Abstract: The analysis of 29 completed surveys found that respondents spent most time on: documentation, education, and leisure integration. Respondents were also engaging in: education, mental health/counselling, research, community development, mentoring, recreation, and nontraditional occupational therapy interventions. Interventions respondents were not using, but which they thought would be useful were: addressing sexuality, forming support groups, driving assessment and practice, home visits, and self care. Findings from this study shed light on an emerging area of occupational therapy and identifies some of the interventions currently being used with refugees and asylum seekers.
Finally, although it is not OT-specific research, we wanted to bring to your attention a recent Ontario-based study that was recently published in October 2018:
- Saunders, N.R., Gill, P. J., Holder, L., Vigod, S., Kurdyak, P., Gandhi, S., & Guttmann, A. (2018). Use of the emergency department as a first point of contact for mental health care by immigrant youth in Canada: a population-based study. Canadian Medical Association Journal, 190 (40), E1183-E1191.
The article’s conclusion indicates that “rates of first contact in the emergency department for youth mental health conditions in Ontario were highest among refugees and recent immigrants to Canada. This reflects poor access to timely mental health care that may be delivered in outpatient settings. Our findings suggest that immigrants face barriers using mental health services from a physician on an outpatient basis, but there is variability within immigrant groups. Better understanding of the barriers and enabling factors that contribute to use of mental health services and access to care are needed, including focusing efforts to reduce stigma and identify mental health problems early, before crises, in particular among refugee and newcomer youth and immigrants from Africa and Central America.”
This study was further highlighted in mainstream media with this Global News article – Immigrant, refugee youth end up in ER for mental health care more than others.
Mental health issues, especially when they reach a crisis point, can cause a significant disruption to meaningful occupational engagement and ultimately, the entire resettlement process and the person’s overall state of well-being.
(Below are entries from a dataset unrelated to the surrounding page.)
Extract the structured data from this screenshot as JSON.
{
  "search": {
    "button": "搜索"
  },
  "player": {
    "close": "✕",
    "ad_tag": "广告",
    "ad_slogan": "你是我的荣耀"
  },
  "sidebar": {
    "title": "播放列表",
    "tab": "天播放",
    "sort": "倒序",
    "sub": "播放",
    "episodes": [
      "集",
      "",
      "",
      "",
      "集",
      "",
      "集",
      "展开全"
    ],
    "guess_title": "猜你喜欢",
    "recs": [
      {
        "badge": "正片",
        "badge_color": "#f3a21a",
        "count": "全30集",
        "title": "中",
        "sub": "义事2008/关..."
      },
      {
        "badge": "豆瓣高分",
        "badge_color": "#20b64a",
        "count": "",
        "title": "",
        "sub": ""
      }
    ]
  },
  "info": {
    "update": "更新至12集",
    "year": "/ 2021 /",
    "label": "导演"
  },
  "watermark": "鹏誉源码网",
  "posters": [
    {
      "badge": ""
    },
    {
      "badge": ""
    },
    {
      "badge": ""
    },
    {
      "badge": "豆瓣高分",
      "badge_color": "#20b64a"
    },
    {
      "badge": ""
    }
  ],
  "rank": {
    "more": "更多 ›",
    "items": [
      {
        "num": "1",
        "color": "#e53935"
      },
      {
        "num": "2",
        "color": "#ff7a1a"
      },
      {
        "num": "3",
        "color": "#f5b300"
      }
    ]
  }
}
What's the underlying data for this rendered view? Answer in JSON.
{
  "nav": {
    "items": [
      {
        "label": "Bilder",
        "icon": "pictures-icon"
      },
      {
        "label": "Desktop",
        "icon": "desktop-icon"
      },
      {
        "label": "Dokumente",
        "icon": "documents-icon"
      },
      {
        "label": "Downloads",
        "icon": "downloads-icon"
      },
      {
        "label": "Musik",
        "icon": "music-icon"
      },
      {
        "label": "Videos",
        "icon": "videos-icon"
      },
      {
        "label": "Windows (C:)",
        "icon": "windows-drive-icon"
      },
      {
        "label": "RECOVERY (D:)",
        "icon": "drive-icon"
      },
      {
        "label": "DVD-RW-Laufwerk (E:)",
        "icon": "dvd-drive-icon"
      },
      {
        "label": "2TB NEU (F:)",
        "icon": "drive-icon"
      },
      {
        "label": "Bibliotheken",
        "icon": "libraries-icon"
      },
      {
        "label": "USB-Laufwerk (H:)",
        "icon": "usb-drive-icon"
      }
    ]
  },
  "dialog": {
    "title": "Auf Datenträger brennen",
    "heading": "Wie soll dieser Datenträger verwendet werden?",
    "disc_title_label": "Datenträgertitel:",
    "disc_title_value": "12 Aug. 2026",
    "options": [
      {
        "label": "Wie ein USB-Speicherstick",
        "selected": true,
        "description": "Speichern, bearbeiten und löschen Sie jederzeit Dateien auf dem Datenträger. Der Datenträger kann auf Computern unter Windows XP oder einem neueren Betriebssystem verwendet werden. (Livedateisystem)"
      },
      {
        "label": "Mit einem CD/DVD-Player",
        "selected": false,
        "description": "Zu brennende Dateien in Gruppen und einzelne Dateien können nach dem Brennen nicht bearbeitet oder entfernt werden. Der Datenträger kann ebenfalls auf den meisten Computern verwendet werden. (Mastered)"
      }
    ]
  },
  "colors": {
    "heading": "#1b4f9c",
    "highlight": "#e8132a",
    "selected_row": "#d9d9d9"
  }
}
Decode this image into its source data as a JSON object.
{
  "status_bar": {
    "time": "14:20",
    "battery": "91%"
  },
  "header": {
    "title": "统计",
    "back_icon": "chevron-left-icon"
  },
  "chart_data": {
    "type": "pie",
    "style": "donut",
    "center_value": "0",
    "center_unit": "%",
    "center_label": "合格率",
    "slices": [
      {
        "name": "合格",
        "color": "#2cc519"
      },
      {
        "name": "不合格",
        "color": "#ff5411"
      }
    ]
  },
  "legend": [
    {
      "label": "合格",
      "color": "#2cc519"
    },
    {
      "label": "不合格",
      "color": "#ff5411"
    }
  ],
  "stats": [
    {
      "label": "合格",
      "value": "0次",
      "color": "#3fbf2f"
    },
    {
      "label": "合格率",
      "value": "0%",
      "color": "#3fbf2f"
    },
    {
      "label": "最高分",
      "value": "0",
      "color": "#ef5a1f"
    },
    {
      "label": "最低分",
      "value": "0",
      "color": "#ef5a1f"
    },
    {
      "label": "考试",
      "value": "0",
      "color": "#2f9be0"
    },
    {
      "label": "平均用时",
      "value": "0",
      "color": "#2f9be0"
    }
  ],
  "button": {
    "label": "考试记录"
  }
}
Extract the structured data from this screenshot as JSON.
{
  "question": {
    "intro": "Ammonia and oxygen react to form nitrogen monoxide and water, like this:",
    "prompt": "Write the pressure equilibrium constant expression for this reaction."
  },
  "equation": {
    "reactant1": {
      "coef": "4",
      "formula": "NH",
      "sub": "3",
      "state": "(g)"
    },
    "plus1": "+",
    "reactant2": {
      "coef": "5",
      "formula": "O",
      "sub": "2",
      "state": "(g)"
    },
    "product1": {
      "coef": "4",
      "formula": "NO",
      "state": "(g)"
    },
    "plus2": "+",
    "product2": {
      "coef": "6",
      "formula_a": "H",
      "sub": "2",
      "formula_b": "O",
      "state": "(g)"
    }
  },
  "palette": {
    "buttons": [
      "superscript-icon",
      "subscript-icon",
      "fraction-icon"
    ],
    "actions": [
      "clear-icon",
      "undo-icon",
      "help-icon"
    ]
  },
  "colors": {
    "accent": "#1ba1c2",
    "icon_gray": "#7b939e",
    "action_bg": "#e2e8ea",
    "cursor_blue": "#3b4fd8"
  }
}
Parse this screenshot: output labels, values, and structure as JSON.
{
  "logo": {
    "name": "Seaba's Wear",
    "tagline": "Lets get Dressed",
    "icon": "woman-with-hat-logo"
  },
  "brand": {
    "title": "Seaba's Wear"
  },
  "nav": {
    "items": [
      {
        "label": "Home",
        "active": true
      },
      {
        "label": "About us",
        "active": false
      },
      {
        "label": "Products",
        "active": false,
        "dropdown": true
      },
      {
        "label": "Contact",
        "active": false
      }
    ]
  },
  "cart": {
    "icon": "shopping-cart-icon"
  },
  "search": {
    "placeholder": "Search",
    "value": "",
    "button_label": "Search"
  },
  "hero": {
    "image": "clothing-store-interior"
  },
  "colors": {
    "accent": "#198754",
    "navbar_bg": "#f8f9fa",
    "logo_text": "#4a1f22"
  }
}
Refugees and recent immigrants may be more vulnerable in these states of crisis, in contrast to other non-newcomer youth, for a variety of reasons.
OTs can contribute to research that investigates barriers and enablers that newcomer youth encounter when in need of outpatient mental health services. OTs can be part of efforts to reduce stigma and identify mental health problems early-on among newcomer youth, and they can also join efforts to support their self-management and recovery process.